– pluck the band several times till all the water flies off (the guy in the video goes a little ‘excessive’ here, most of the time 3-4-5 plucks does the trick)
– resume fishing
– simples !

side note- rubber bands usually don’t last long when exposed to uv rays so you might wanna add a spare in your kit.

here’s a fancified band made of silicone with a wire snap at one end so it easily holds the smallest of flies. shrink tube ends keep it slim and out of the way.
(i know, i can’t help it… )
dry fly rubber band m.fauvet:tlc
EDIT-  Michael from Berlin asked for a bit more info on how to make the D-Lux ‘Pimp my Rubber’ Drying Band (and it just got a fancy name at the same time !), here’s a few close-ups, materials list and a brief description on how to put it together.

rubber band 2
– the band itself is a high-heat tolerant silicone band found in the cooking department at a local shop. why anyone would want to cook food with a rubber band is beyond me but the gadget-freak within me screamed “buy it ! its bound to be good for something fly fishing related !”
once again, this isn’t really necessary because standard household rubber bands work very well and they basically cost nothing. lets just say the gadget-freak told me to do it…

– a small snap used to quickly attach lures for spin/baitcast fishing is what holds the hook. the reason i added this is since the silicone band is relatively thick, very small flies wouldn’t go around the band easily. this clip in turn makes the devise suitable for flies of all sizes from the biggest to size 32. with the latter, we’ll want to take it easy on the plucking considering the breaking strength of tippets used for tiny flies.

– a small cut length of shrink tube fitted over covers the bottom and ‘snaggy’ part of the clip but its mostly there to squash down the end of the band to take up less overall space as the band forms a full-size ‘O’ without the ends being pinched. a quick little pass under a lighter flame does the trick.

– put another little piece of shrink tube at the other end, heat it and add an attachment clip of your choice and you’re ready for some fly plucking !
rubber band 1

Catskill style flies- the Red Quill

by Tightline Productions tied by Matt Grobert

Art Flick’s old standard just doesn’t get old. it’s elegant, as effective as ever, straightforward to tie (just be sure to get the proportions right !), comprised solely of feathers and as an interesting-quirky feature, was devised to represent the Ephemerella subvaria (Hendrickson) male.
the TroutNut link tells us: “There are significant differences between the males and females in both size and color, and anglers should be prepared to match either one” but unfortunately doesn’t tell us what those differences are… however, once in the imago stage, these mayflies tend to drift for quite a long time before flying off and that’s what makes this ‘old-style high-riding’ fly interesting, specially for those of us who tend to favour emerging imitations over the completed imago.
nuff said, this as-ever great video by Tim Flagler shows in great detail how to get this fly just right. i hope you’ll enjoy.

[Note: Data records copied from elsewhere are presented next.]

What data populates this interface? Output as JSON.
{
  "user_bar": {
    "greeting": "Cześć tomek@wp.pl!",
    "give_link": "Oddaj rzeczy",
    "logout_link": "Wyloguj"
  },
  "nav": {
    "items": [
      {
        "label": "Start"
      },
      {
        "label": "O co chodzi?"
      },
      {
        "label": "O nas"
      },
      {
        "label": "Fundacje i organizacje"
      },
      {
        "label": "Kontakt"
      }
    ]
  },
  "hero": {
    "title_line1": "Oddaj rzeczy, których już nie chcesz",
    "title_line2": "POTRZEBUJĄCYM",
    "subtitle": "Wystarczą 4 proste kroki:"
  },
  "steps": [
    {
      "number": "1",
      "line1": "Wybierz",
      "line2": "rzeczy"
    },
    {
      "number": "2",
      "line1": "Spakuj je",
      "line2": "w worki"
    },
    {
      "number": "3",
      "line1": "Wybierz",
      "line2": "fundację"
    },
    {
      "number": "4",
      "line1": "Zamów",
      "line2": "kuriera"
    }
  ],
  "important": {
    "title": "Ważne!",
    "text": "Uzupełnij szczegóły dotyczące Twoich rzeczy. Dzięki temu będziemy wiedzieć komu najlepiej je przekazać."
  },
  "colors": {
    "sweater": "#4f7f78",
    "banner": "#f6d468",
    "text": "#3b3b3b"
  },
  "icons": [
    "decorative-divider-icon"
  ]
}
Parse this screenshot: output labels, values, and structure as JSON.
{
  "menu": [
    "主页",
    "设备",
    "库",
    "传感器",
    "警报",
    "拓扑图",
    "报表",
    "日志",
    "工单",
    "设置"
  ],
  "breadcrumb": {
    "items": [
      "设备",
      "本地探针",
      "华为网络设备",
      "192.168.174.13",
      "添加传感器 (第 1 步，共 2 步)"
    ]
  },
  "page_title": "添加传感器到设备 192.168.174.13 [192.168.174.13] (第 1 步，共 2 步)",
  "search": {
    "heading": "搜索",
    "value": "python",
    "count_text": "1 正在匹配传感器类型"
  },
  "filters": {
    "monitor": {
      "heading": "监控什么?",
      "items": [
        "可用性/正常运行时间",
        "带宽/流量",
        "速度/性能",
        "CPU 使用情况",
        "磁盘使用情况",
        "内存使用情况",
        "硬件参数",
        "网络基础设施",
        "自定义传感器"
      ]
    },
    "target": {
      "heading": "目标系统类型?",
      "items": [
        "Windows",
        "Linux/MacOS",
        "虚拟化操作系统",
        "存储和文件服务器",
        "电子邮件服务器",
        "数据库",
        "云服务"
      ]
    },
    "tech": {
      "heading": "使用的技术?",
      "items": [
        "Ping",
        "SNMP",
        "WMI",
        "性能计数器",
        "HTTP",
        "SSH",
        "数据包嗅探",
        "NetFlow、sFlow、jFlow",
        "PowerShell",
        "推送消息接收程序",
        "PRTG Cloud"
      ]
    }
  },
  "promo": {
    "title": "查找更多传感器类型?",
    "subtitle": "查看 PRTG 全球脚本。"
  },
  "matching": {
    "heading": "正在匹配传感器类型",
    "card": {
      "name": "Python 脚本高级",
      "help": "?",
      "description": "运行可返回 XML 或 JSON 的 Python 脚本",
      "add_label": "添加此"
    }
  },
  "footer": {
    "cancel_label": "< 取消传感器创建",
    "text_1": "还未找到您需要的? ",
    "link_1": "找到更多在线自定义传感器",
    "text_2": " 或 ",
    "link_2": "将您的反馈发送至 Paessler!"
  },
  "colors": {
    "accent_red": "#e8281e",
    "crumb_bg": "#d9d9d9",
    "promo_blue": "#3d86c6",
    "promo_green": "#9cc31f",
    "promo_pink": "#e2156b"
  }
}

a little love

‘Harrop-style cripple on a TMC 101 #18 by David Stenström

sure, we see very small and much smaller flies all the time but it’s not every day we get to see one that has all the very same elements and proportions as a much bigger fly so successfully condensed to this size. i can’t think of a trout water on earth where this little cutie wouldn’t do wonders…

a little love

for more of David’s super-sweet treats be sure to click the pic.